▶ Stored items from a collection
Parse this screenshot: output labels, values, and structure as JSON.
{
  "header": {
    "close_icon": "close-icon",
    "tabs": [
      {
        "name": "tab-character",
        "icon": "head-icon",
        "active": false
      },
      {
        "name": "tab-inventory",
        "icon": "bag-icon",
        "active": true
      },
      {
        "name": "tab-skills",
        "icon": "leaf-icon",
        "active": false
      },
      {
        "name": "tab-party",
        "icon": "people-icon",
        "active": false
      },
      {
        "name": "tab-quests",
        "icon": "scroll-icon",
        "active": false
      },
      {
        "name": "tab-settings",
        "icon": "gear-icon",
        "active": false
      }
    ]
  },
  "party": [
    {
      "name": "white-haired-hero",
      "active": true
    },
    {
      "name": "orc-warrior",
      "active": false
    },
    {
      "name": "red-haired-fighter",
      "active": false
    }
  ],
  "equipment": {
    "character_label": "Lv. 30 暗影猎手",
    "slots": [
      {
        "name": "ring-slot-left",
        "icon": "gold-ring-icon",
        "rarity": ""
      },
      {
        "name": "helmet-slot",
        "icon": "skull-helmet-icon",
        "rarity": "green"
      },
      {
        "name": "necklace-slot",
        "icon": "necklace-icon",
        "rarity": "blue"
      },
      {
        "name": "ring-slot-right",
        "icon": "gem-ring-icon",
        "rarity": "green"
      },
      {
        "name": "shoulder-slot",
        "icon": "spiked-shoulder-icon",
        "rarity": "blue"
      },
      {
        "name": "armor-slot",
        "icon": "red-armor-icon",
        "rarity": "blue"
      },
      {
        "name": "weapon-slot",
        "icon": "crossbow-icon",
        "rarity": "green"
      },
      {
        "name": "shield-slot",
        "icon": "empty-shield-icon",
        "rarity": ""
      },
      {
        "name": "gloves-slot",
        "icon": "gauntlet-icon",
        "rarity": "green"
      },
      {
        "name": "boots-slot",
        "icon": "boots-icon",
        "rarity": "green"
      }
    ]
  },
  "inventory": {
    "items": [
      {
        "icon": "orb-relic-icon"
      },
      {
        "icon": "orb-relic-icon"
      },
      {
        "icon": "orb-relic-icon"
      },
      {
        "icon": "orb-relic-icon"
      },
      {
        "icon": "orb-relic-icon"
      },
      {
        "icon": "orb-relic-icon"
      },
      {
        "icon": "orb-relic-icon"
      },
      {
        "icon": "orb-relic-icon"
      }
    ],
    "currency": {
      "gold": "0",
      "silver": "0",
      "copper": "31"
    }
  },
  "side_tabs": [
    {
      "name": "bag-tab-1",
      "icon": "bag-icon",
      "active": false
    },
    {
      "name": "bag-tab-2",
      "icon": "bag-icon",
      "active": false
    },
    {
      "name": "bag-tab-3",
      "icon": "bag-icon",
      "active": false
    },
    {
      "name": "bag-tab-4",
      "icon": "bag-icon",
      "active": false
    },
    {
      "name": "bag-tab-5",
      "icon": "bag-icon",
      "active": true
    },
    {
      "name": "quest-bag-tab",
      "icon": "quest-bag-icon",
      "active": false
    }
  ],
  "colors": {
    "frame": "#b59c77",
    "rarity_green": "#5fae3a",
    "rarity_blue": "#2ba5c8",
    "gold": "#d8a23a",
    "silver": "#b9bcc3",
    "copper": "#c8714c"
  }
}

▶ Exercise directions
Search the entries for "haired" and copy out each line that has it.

▶ Exercise response
      "name": "white-haired-hero",
      "name": "red-haired-fighter",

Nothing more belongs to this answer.